The rejection of natural rights is not without the possibility of far-reaching negative consequences. If there are no inalienable rights so to speak, then the state may do as they please with the individual and exploit and punish them for their own interests. There is no safeguard from the violation of fundamental freedoms and liberties. If each individual is without natural rights, then democracy has little place in the political system. A “might makes right” regime such as totalitarianism could abuse a system without human rights, leaving nothing to halt censoring of the press, unjust imprisonment, the formation of a police state, and so on.
"... a communist revolution accompanied by human emancipation is the only solution to the ongoing class struggle."
But is this manifestation of totalitarianism not what Marx believes will occur under the later stages of capitalism? An oligarchy of the bourgeoisie, constantly shrinking in number as the global proletariat grows, will exercise power in a tyrannical manner with the ability to exploit the worker without regard for any rights. This is why he believes that a communist revolution accompanied by human emancipation is the only solution to the ongoing class struggle. In fact, Lockean natural rights in the first place, as well as rights guaranteed in constitutions like that of the United States, were never intended to guarantee equal rights for all. The idea of universal human rights we have today is not what originated in the Enlightenment, and since then the idea was harnessed in order to further the success of capitalists. The ideal of the Protestant work ethic that the United States was partially founded on is a tool of capitalism to force the proletariat to labor hard for the good of the rest of the community, even at the expense of himself. Views on labor such as these become toxic when the worker has no chance of ever achieving economic comfort.
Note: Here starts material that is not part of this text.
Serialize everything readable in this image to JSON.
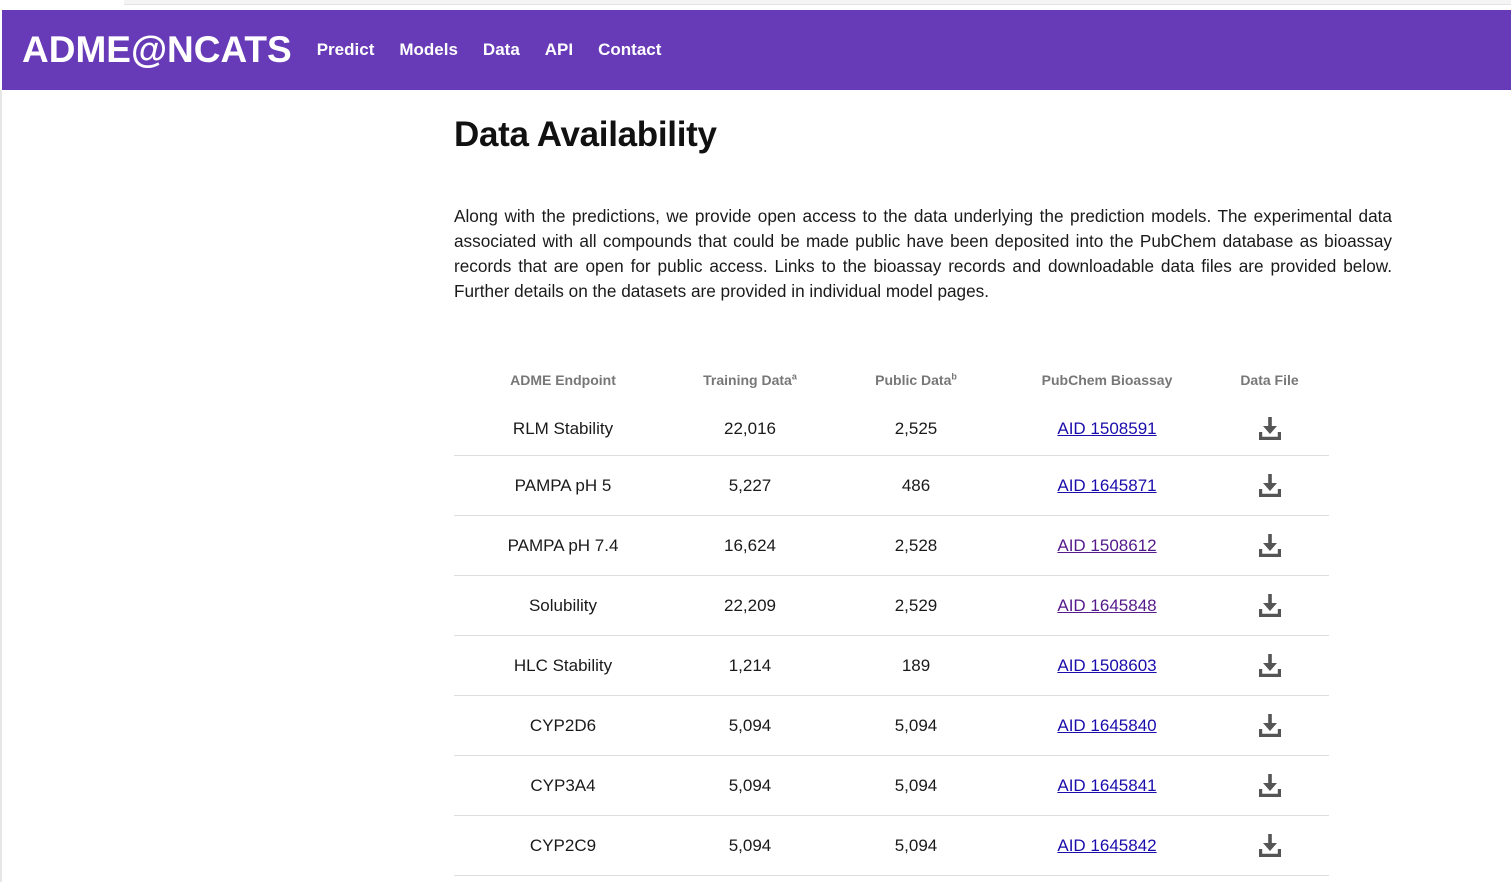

If the theory were to play out ideally and without corruption, Marx may be believed that, “Communism is the riddle of history solved, and it knows itself to be this solution” (84). The transition to worldwide communism, following a global revolution of a united proletariat, would ensure everyone is provided for and the species-being of each individual is restored. Unfortunately, the promise of no need for defined human rights has been misused by regimes; dictators like Stalin, Mao, and Kim Jong-il have wrongfully killed, tortured, and disenfranchised their people in the name of a communist state. This is not true communism, however, and the same perversion of power can and is occurring under capitalism. Perhaps human rights should be respected until the workers are able to seize the means of production and provide for all. The alienation of labor and abuse of human need are genuine ills under capitalism, evidenced by the billions of people on Earth living on just dollars a day. The end of wage labor will mean humans are able to work again for expression and with public ownership of property as a solution to the division it causes. In Marx’s envisioned society, individual and society will coincide and the notion of human rights will be unwarranted and counterproductive.
Can Marx be blamed for the atrocities committed in the name of communism?
Marx, Karl, and Friedrich Engels. The Marx-Engels Reader. Edited by Robert C. Tucker, Second ed., W. W. Norton & Company, 1978.
© 2018 Nicholas Weissman